Every year, an event called the Triangle Christmas Tree Challenge reminds local residents what the holidays are all about: giving back and helping others. During the challenge, local groups compete to raise funds to support nonprofit organizations by decorating a Christmas tree in a theme that represents the cause they are supporting.

During a two-week voting period, members of the community are invited to cast votes for their favorite tree. Each tree is eligible to win one of 10 prizes ranging from $500 to $5,000 based on votes. The prizes are awarded to the nonprofit organizations represented by the winning trees.

This is the Department of Medicine Research Administration (DOMRA) staff’s second year entering the Triangle Christmas Tree Challenge representing the childhood cancer foundation, Alex's Lemonade Stand Foundation (ALSF).

The story behind DOMRA’s association with ALSF is tied to the group's work as research administration staff and their support of Duke researchers who work persistently on ALSF’s cause.

Gerard Blobe, MD, PhD, professor of medicine (Medical Oncology) and pharmacology and cancer biology, has worked with and has been funded by ALSF for childhood cancer research since 2012. In 2015, Dr. Blobe received the Innovation Grant from the foundation. In recent years, ALSF has contributed more than $500,000 to the Duke oncologist’s research.

As research administrators, DOMRA staff member Catherine Lavenburg said it is only natural to support ALSF because of their growing relationship with the foundation. The staff's duties supported Blobe’s research by assisting with grant submissions for childhood cancer.

The first year the DOMRA team entered the Triangle Christmas Tree Challenge, it was a last-minute entry. From there, Cheryl Alles, senior grants and contracts administrator, took the lead on coordinating activities for the challenge.

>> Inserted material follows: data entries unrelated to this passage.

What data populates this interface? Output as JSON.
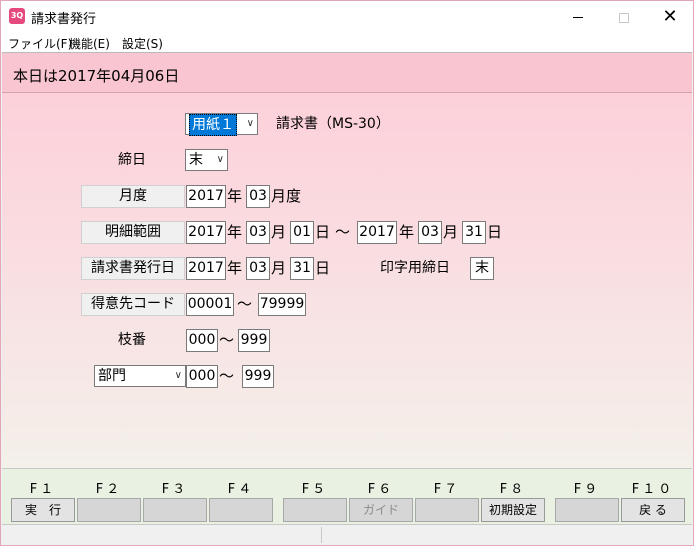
{
  "window": {
    "title": "請求書発行",
    "icon_text": "3Q"
  },
  "menu": {
    "items": [
      "ファイル(F)",
      "機能(E)",
      "設定(S)"
    ]
  },
  "header": {
    "date_text": "本日は2017年04月06日"
  },
  "form": {
    "paper": {
      "value": "用紙１",
      "type_label": "請求書（MS-30）"
    },
    "closing_day": {
      "label": "締日",
      "value": "末"
    },
    "month": {
      "label": "月度",
      "year": "2017",
      "year_unit": "年",
      "month": "03",
      "suffix": "月度"
    },
    "detail_range": {
      "label": "明細範囲",
      "from_year": "2017",
      "from_month": "03",
      "from_day": "01",
      "to_year": "2017",
      "to_month": "03",
      "to_day": "31",
      "year_unit": "年",
      "month_unit": "月",
      "day_unit": "日",
      "tilde": "～"
    },
    "issue_date": {
      "label": "請求書発行日",
      "year": "2017",
      "month": "03",
      "day": "31",
      "print_closing_label": "印字用締日",
      "print_closing_value": "末"
    },
    "customer_code": {
      "label": "得意先コード",
      "from": "00001",
      "to": "79999",
      "tilde": "～"
    },
    "branch": {
      "label": "枝番",
      "from": "000",
      "to": "999",
      "tilde": "～"
    },
    "department": {
      "value": "部門",
      "from": "000",
      "to": "999",
      "tilde": "～"
    }
  },
  "fkeys": [
    {
      "key": "F１",
      "label": "実　行"
    },
    {
      "key": "F２",
      "label": ""
    },
    {
      "key": "F３",
      "label": ""
    },
    {
      "key": "F４",
      "label": ""
    },
    {
      "key": "F５",
      "label": ""
    },
    {
      "key": "F６",
      "label": "ガイド"
    },
    {
      "key": "F７",
      "label": ""
    },
    {
      "key": "F８",
      "label": "初期設定"
    },
    {
      "key": "F９",
      "label": ""
    },
    {
      "key": "F１０",
      "label": "戻 る"
    }
  ]
}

Lora Griffiths, senior grants and contracts administrator, and Lydia Maher, research administrator, supported her by writing inquiry emails to DOMRA staff to gather a team together for the challenge. They also sent emails with personal stories from children connected with ALSF to encourage staff members to vote for the DOMRA tree.

Last year, the tree was decorated with real lemons, plastic yellow lemonade cups, warm yellow-orange Christmas lights, and more than 20 photos of children who have been diagnosed with cancer. It took the staff members about three hours to decorate the tree.

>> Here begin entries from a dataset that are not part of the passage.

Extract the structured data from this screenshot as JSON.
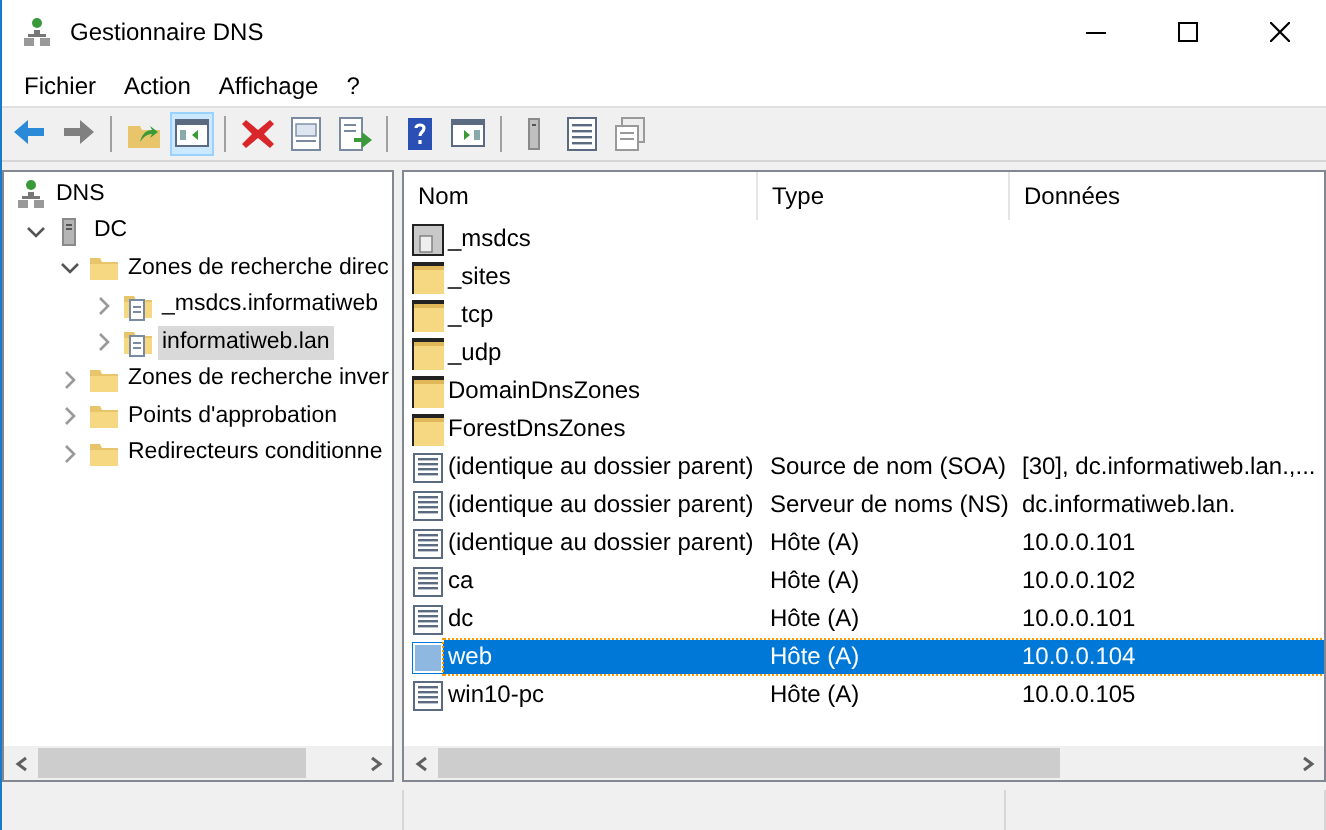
{
  "window": {
    "title": "Gestionnaire DNS"
  },
  "menu": [
    "Fichier",
    "Action",
    "Affichage",
    "?"
  ],
  "toolbar": [
    {
      "kind": "back",
      "pressed": false
    },
    {
      "kind": "forward",
      "pressed": false
    },
    {
      "kind": "sep"
    },
    {
      "kind": "up",
      "pressed": false
    },
    {
      "kind": "tree",
      "pressed": true
    },
    {
      "kind": "sep"
    },
    {
      "kind": "delete",
      "pressed": false
    },
    {
      "kind": "properties",
      "pressed": false
    },
    {
      "kind": "export",
      "pressed": false
    },
    {
      "kind": "sep"
    },
    {
      "kind": "help",
      "pressed": false
    },
    {
      "kind": "panel",
      "pressed": false
    },
    {
      "kind": "sep"
    },
    {
      "kind": "server",
      "pressed": false
    },
    {
      "kind": "list",
      "pressed": false
    },
    {
      "kind": "copy",
      "pressed": false
    }
  ],
  "tree": [
    {
      "label": "DNS",
      "kind": "dns",
      "selected": false,
      "children": [
        {
          "label": "DC",
          "kind": "server",
          "expanded": true,
          "selected": false,
          "children": [
            {
              "label": "Zones de recherche direc",
              "kind": "folder",
              "expanded": true,
              "selected": false,
              "children": [
                {
                  "label": "_msdcs.informatiweb",
                  "kind": "zone",
                  "expanded": false,
                  "selected": false
                },
                {
                  "label": "informatiweb.lan",
                  "kind": "zone",
                  "expanded": false,
                  "selected": true
                }
              ]
            },
            {
              "label": "Zones de recherche inver",
              "kind": "folder",
              "expanded": false,
              "selected": false
            },
            {
              "label": "Points d'approbation",
              "kind": "folder",
              "expanded": false,
              "selected": false
            },
            {
              "label": "Redirecteurs conditionne",
              "kind": "folder",
              "expanded": false,
              "selected": false
            }
          ]
        }
      ]
    }
  ],
  "table": {
    "columns": [
      "Nom",
      "Type",
      "Données"
    ],
    "rows": [
      {
        "kind": "zone",
        "name": "_msdcs",
        "type": "",
        "data": "",
        "selected": false
      },
      {
        "kind": "folder",
        "name": "_sites",
        "type": "",
        "data": "",
        "selected": false
      },
      {
        "kind": "folder",
        "name": "_tcp",
        "type": "",
        "data": "",
        "selected": false
      },
      {
        "kind": "folder",
        "name": "_udp",
        "type": "",
        "data": "",
        "selected": false
      },
      {
        "kind": "folder",
        "name": "DomainDnsZones",
        "type": "",
        "data": "",
        "selected": false
      },
      {
        "kind": "folder",
        "name": "ForestDnsZones",
        "type": "",
        "data": "",
        "selected": false
      },
      {
        "kind": "record",
        "name": "(identique au dossier parent)",
        "type": "Source de nom (SOA)",
        "data": "[30], dc.informatiweb.lan.,...",
        "selected": false
      },
      {
        "kind": "record",
        "name": "(identique au dossier parent)",
        "type": "Serveur de noms (NS)",
        "data": "dc.informatiweb.lan.",
        "selected": false
      },
      {
        "kind": "record",
        "name": "(identique au dossier parent)",
        "type": "Hôte (A)",
        "data": "10.0.0.101",
        "selected": false
      },
      {
        "kind": "record",
        "name": "ca",
        "type": "Hôte (A)",
        "data": "10.0.0.102",
        "selected": false
      },
      {
        "kind": "record",
        "name": "dc",
        "type": "Hôte (A)",
        "data": "10.0.0.101",
        "selected": false
      },
      {
        "kind": "record",
        "name": "web",
        "type": "Hôte (A)",
        "data": "10.0.0.104",
        "selected": true
      },
      {
        "kind": "record",
        "name": "win10-pc",
        "type": "Hôte (A)",
        "data": "10.0.0.105",
        "selected": false
      }
    ]
  }
}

As staff members learned more about the children, Griffiths realized how much of an impact their stories had on staff.

“We started realizing that they weren’t all survivors. They didn’t all make it,” said Griffiths. “I think it started really affecting people a little bit more …. It gave a whole new meaning to the season.”

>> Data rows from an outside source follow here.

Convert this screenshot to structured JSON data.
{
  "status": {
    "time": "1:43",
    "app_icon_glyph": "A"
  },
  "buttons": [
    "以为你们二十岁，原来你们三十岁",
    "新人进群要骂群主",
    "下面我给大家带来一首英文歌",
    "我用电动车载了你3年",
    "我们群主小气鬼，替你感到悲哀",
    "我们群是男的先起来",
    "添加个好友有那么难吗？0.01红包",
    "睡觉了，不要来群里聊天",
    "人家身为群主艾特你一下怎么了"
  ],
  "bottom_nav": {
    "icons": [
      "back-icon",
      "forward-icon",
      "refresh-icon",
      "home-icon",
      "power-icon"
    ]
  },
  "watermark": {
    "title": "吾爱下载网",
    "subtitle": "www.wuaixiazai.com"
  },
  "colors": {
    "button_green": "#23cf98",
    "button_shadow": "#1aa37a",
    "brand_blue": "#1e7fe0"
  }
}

Lavenburg, an effort grants & contracts administrator, said that ALSF is another example of why the staff members love what they do.

“I think it also connects you to the work that we do through DOMRA, which is supporting research to help kids like that,” said Lavenburg. “It puts the face to the illnesses that our researchers are fighting ... It helps to remind us why we do what we do here.”

According to I Care I Cure Childhood Cancer Foundation, only 4 percent of the National Cancer Institute’s funding is dedicated to researching childhood cancer. Ninety-six percent of NCI funding is spent on researching adult cancers.

Childhood cancer is also the No. 1 leading cause of death in children under the age of 15 in the United States.

The DOMRA staff plan to use the similar decorations for their tree this year, but they are adding an even bigger component. The staff created a lemonade stand from scratch using recycled electrical cord wheels and decorated it in yellow. The lemonade stand will serve lemonade during the kick-off party and public tree viewing at 7 p.m. on Dec. 2 at the American Tobacco Campus in downtown Durham.

The DOMRA staff’s tree for ALSF will be entered in the contest as tree No. 33.

Voting will open on Dec. 2 at 7 p.m. and will end on Friday, Dec. 16 at 11:59 p.m.

To vote for DOMRA’s tree online, visit Voters can also vote for their favorite tree through their tablet, computers, and phones.

You are allowed and encouraged to vote daily. Each device you vote from counts as a separate vote.

To vote from your mobile phone, text TREE 33 to 25827 (include a space between TREE and 33). You can also download WRAL's app, “Out & About,” from the Google Play Store or App Store to vote on mobile devices.

If you would like to share the challenge on your social media, visit the Facebook page Triangle Christmas Tree Challenge – Alex’s Lemonade Stand or the twitter page, @AlexsXmasTree.

This story was written by Tia Mitchell, communications intern for the Department of Medicine.